I assured her that I agreed with her, and the other moms did too.

Before we picked up all the others on the way to the concert, my daughter and I had this exchange:

  • Me: You understand that you have to be in by midnight, right?”
  • Daughter: Yes ma’am.
  • Me: Even if the concert isn’t over, you have to be back to your friend’s house by midnight. Understand?
  • Daughter: Yes ma’am.
  • Me: That doesn’t mean you can wander around uptown after the concert if it ends at 10:30.
  • Daughter: What?!? Why would we wander around uptown?!?

Whew! She does have sense! Sometimes, when you’re the parent of a teenager, you wonder if they have sense, and sometimes, you wonder if you’ve lost your mind.

So all that curfew talk led to more questions from her. She is rapidly approaching driving age. She asked what would happen to her if she misses curfew when she can drive.

I explained to her that I would rather have her get home a couple of minutes late than drive too fast trying to get home. She has been in the car with me three times when a teenager in our neighborhood nearly ran us off the road trying to make it home in time for her curfew. (For the record, if you’re reading this, the teenager is not yours.) I told her that the best case scenario would be for her to call me if she is going to be late, and of course, she asked, “What if I’m driving?” I told her she should know before she leaves somewhere if she is going to be late, but if she finds herself stuck in traffic, it’s OK to use voice text and let me know, but do not pick up the phone.

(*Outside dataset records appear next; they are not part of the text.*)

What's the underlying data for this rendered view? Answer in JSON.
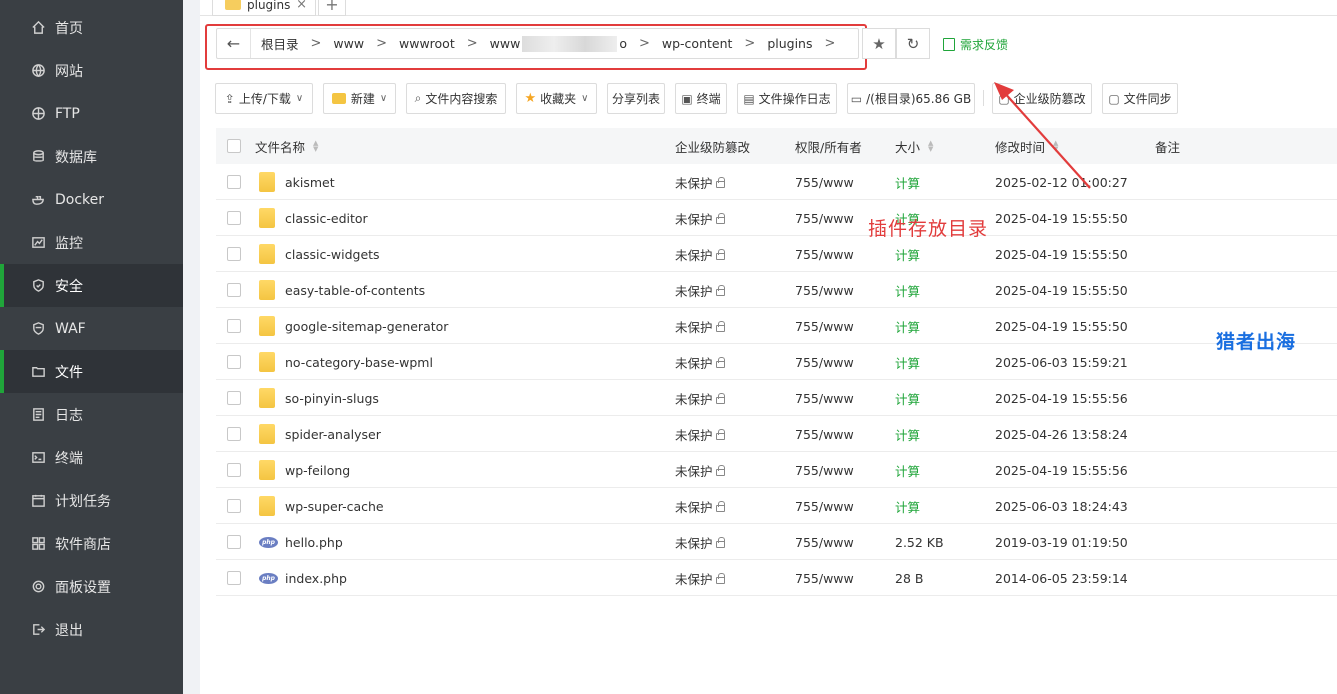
{
  "sidebar": {
    "items": [
      {
        "label": "首页",
        "icon": "home-icon"
      },
      {
        "label": "网站",
        "icon": "globe-icon"
      },
      {
        "label": "FTP",
        "icon": "ftp-icon"
      },
      {
        "label": "数据库",
        "icon": "database-icon"
      },
      {
        "label": "Docker",
        "icon": "docker-icon"
      },
      {
        "label": "监控",
        "icon": "monitor-icon"
      },
      {
        "label": "安全",
        "icon": "shield-icon"
      },
      {
        "label": "WAF",
        "icon": "waf-icon"
      },
      {
        "label": "文件",
        "icon": "folder-icon"
      },
      {
        "label": "日志",
        "icon": "log-icon"
      },
      {
        "label": "终端",
        "icon": "terminal-icon"
      },
      {
        "label": "计划任务",
        "icon": "task-icon"
      },
      {
        "label": "软件商店",
        "icon": "store-icon"
      },
      {
        "label": "面板设置",
        "icon": "settings-icon"
      },
      {
        "label": "退出",
        "icon": "logout-icon"
      }
    ],
    "active": "文件"
  },
  "tabs": {
    "current": "plugins",
    "close": "×",
    "add": "+"
  },
  "path": {
    "back": "←",
    "crumbs": [
      "根目录",
      "www",
      "wwwroot",
      "www",
      "o",
      "wp-content",
      "plugins"
    ],
    "sep": ">",
    "star": "★",
    "refresh": "↻",
    "feedback": "需求反馈"
  },
  "toolbar": {
    "upload": "上传/下载",
    "new": "新建",
    "search": "文件内容搜索",
    "favorites": "收藏夹",
    "share": "分享列表",
    "terminal": "终端",
    "oplog": "文件操作日志",
    "disk": "/(根目录)65.86 GB",
    "tamper": "企业级防篡改",
    "sync": "文件同步"
  },
  "table": {
    "headers": {
      "name": "文件名称",
      "tamper": "企业级防篡改",
      "perm": "权限/所有者",
      "size": "大小",
      "mtime": "修改时间",
      "note": "备注"
    },
    "rows": [
      {
        "name": "akismet",
        "type": "folder",
        "tamper": "未保护",
        "perm": "755/www",
        "size": "计算",
        "mtime": "2025-02-12 01:00:27"
      },
      {
        "name": "classic-editor",
        "type": "folder",
        "tamper": "未保护",
        "perm": "755/www",
        "size": "计算",
        "mtime": "2025-04-19 15:55:50"
      },
      {
        "name": "classic-widgets",
        "type": "folder",
        "tamper": "未保护",
        "perm": "755/www",
        "size": "计算",
        "mtime": "2025-04-19 15:55:50"
      },
      {
        "name": "easy-table-of-contents",
        "type": "folder",
        "tamper": "未保护",
        "perm": "755/www",
        "size": "计算",
        "mtime": "2025-04-19 15:55:50"
      },
      {
        "name": "google-sitemap-generator",
        "type": "folder",
        "tamper": "未保护",
        "perm": "755/www",
        "size": "计算",
        "mtime": "2025-04-19 15:55:50"
      },
      {
        "name": "no-category-base-wpml",
        "type": "folder",
        "tamper": "未保护",
        "perm": "755/www",
        "size": "计算",
        "mtime": "2025-06-03 15:59:21"
      },
      {
        "name": "so-pinyin-slugs",
        "type": "folder",
        "tamper": "未保护",
        "perm": "755/www",
        "size": "计算",
        "mtime": "2025-04-19 15:55:56"
      },
      {
        "name": "spider-analyser",
        "type": "folder",
        "tamper": "未保护",
        "perm": "755/www",
        "size": "计算",
        "mtime": "2025-04-26 13:58:24"
      },
      {
        "name": "wp-feilong",
        "type": "folder",
        "tamper": "未保护",
        "perm": "755/www",
        "size": "计算",
        "mtime": "2025-04-19 15:55:56"
      },
      {
        "name": "wp-super-cache",
        "type": "folder",
        "tamper": "未保护",
        "perm": "755/www",
        "size": "计算",
        "mtime": "2025-06-03 18:24:43"
      },
      {
        "name": "hello.php",
        "type": "php",
        "tamper": "未保护",
        "perm": "755/www",
        "size": "2.52 KB",
        "mtime": "2019-03-19 01:19:50"
      },
      {
        "name": "index.php",
        "type": "php",
        "tamper": "未保护",
        "perm": "755/www",
        "size": "28 B",
        "mtime": "2014-06-05 23:59:14"
      }
    ]
  },
  "annotation": {
    "label": "插件存放目录",
    "color": "#e23c3c"
  },
  "watermark": "猎者出海",
  "colors": {
    "accent": "#20a53a",
    "sidebar": "#3a3f44",
    "highlight": "#e23c3c"
  }
}
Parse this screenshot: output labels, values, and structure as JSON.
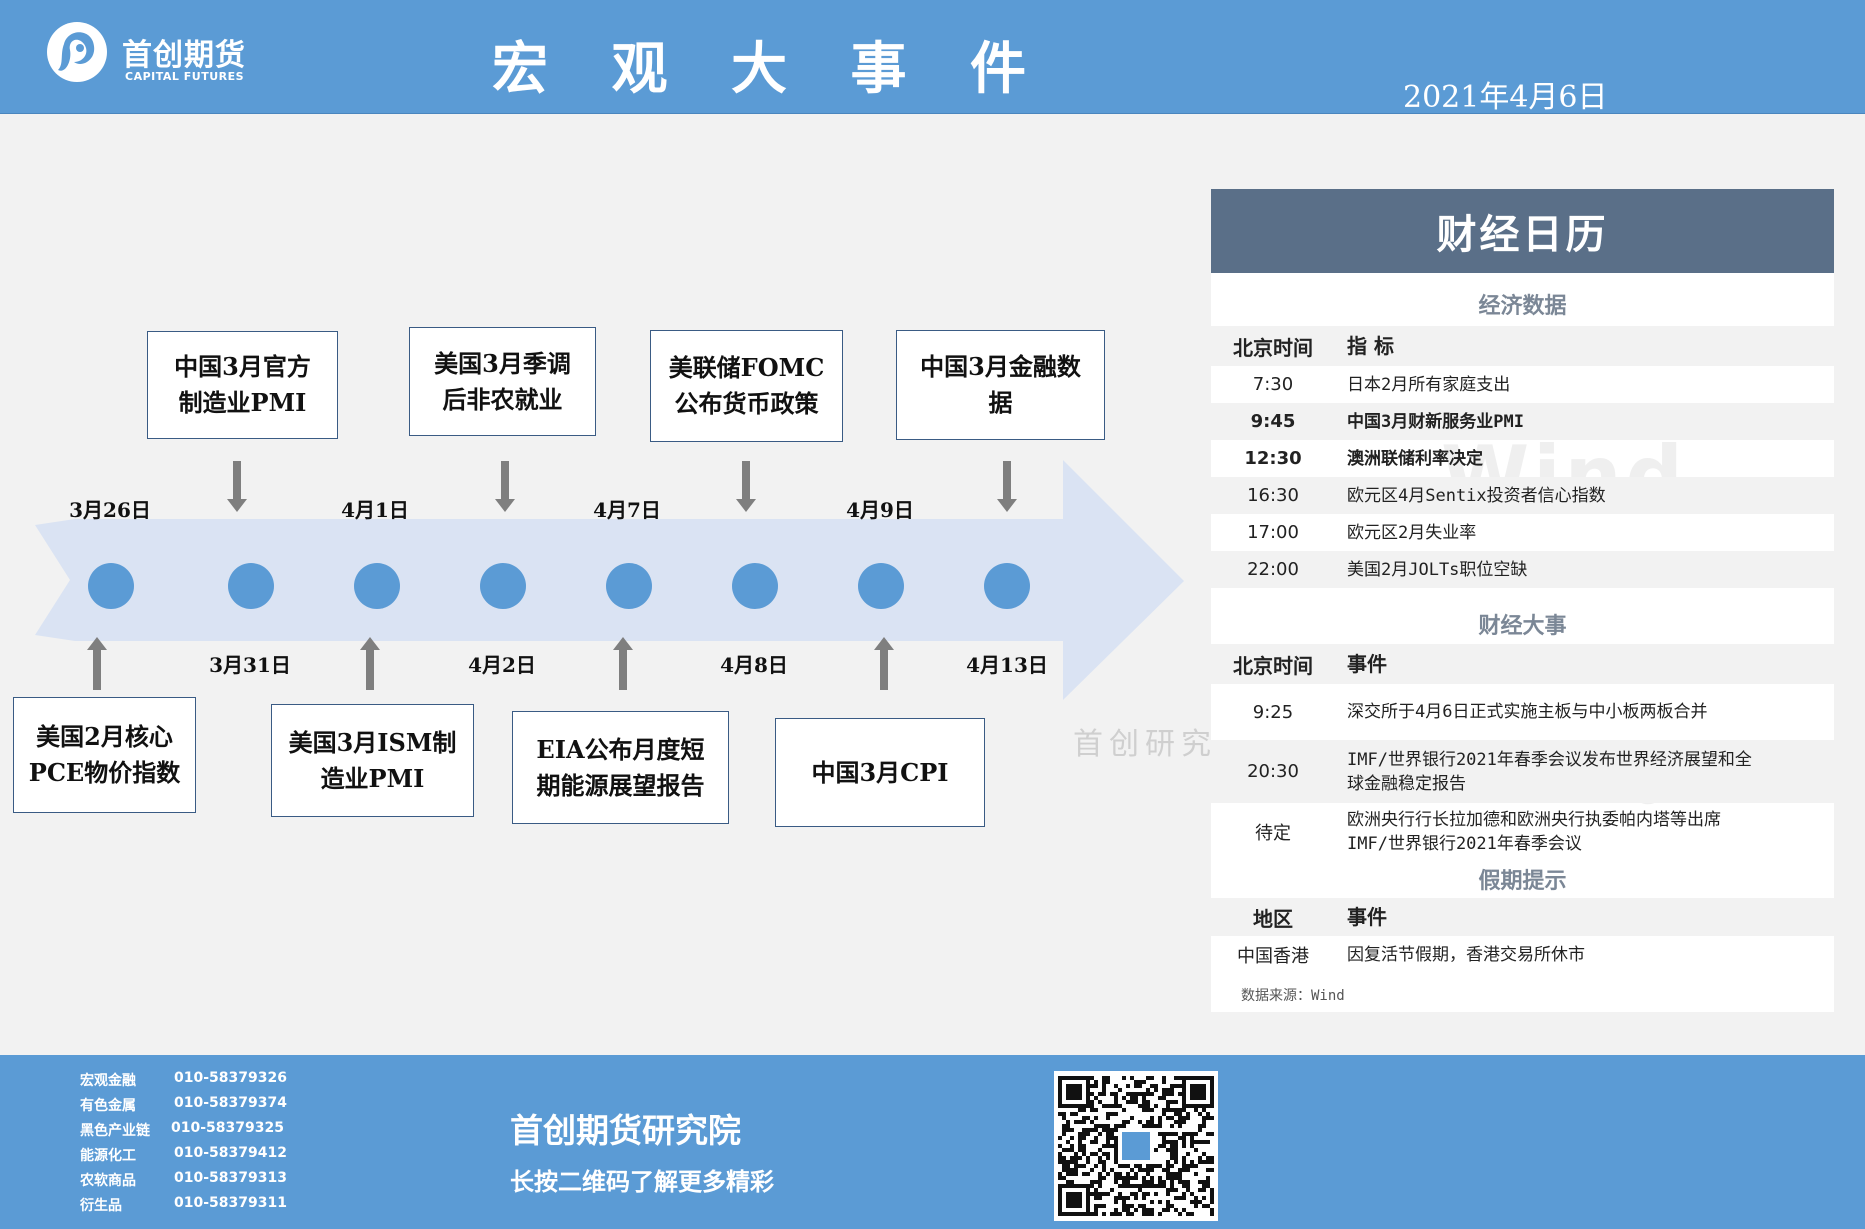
{
  "header": {
    "brand_cn": "首创期货",
    "brand_en": "CAPITAL FUTURES",
    "title": "宏 观 大 事 件",
    "date": "2021年4月6日"
  },
  "timeline": {
    "dates_top": [
      "3月26日",
      "4月1日",
      "4月7日",
      "4月9日"
    ],
    "dates_bottom": [
      "3月31日",
      "4月2日",
      "4月8日",
      "4月13日"
    ],
    "events_top": [
      "中国3月官方\n制造业PMI",
      "美国3月季调\n后非农就业",
      "美联储FOMC\n公布货币政策",
      "中国3月金融数\n据"
    ],
    "events_bottom": [
      "美国2月核心\nPCE物价指数",
      "美国3月ISM制\n造业PMI",
      "EIA公布月度短\n期能源展望报告",
      "中国3月CPI"
    ],
    "colors": {
      "arrow": "#dae3f3",
      "node": "#5b9bd5",
      "pointer": "#7f7f7f"
    }
  },
  "calendar": {
    "title": "财经日历",
    "econ_section": "经济数据",
    "econ_header": [
      "北京时间",
      "指 标"
    ],
    "econ_rows": [
      {
        "time": "7:30",
        "item": "日本2月所有家庭支出",
        "bold": false
      },
      {
        "time": "9:45",
        "item": "中国3月财新服务业PMI",
        "bold": true
      },
      {
        "time": "12:30",
        "item": "澳洲联储利率决定",
        "bold": true
      },
      {
        "time": "16:30",
        "item": "欧元区4月Sentix投资者信心指数",
        "bold": false
      },
      {
        "time": "17:00",
        "item": "欧元区2月失业率",
        "bold": false
      },
      {
        "time": "22:00",
        "item": "美国2月JOLTs职位空缺",
        "bold": false
      }
    ],
    "events_section": "财经大事",
    "events_header": [
      "北京时间",
      "事件"
    ],
    "events_rows": [
      {
        "time": "9:25",
        "item": "深交所于4月6日正式实施主板与中小板两板合并"
      },
      {
        "time": "20:30",
        "item": "IMF/世界银行2021年春季会议发布世界经济展望和全\n球金融稳定报告"
      },
      {
        "time": "待定",
        "item": "欧洲央行行长拉加德和欧洲央行执委帕内塔等出席\nIMF/世界银行2021年春季会议"
      }
    ],
    "holiday_section": "假期提示",
    "holiday_header": [
      "地区",
      "事件"
    ],
    "holiday_rows": [
      {
        "region": "中国香港",
        "item": "因复活节假期，香港交易所休市"
      }
    ],
    "source": "数据来源：Wind",
    "watermark": "Wind",
    "watermark2": "首创研究"
  },
  "footer": {
    "contacts": [
      {
        "dept": "宏观金融",
        "phone": "010-58379326"
      },
      {
        "dept": "有色金属",
        "phone": "010-58379374"
      },
      {
        "dept": "黑色产业链",
        "phone": "010-58379325"
      },
      {
        "dept": "能源化工",
        "phone": "010-58379412"
      },
      {
        "dept": "农软商品",
        "phone": "010-58379313"
      },
      {
        "dept": "衍生品",
        "phone": "010-58379311"
      }
    ],
    "org": "首创期货研究院",
    "slogan": "长按二维码了解更多精彩"
  }
}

We discussed the fact that curfew isn’t just to make her come home; it’s also a way for me to know she is safe. If she doesn’t make curfew, I will start worrying, and we might need to start looking for her…not because we don’t trust her, but because something might have happened.

In addition, I explained to her that if she frivolously or repeatedly misses curfew or breaks other rules along the way, the gravy train stops. She will stop getting to do things she wants. She will stop getting things she wants. She will stop having so much freedom. We don’t reward bad behavior. As long as she follows our rules, she will continue to have “privileges.”

Oh my gosh…I am my mother.

It made me think of when I was a teenager back in the 80s. Good times. Back then, we didn’t have cell phones, so our parents didn’t always know where we were, and they couldn’t always get in touch with us. Back then, if I were going to be late, I had to call my parents from a pay phone and let them know. I’d be hard pressed to find a pay phone now!

My little exchange with my daughter about curfew didn’t turn into a lecture or argument. It was simply a conversation outlining expectations. It is a conversation we will have many times before she goes off to college, and frankly, I’m glad we’re talking about it now.

Maybe that Travis Scott Astroworld concert was a good thing…a good opportunity for the two of us to talk about expectations. And she even texted me from the concert, sending me video clips and saying how much I would have enjoyed it. Seriously, it looked pretty tame. And for the record, they were home a little after 11:00.

Thanks, Travis Scott. Who thought I’d ever say that?!?

 

 

 

*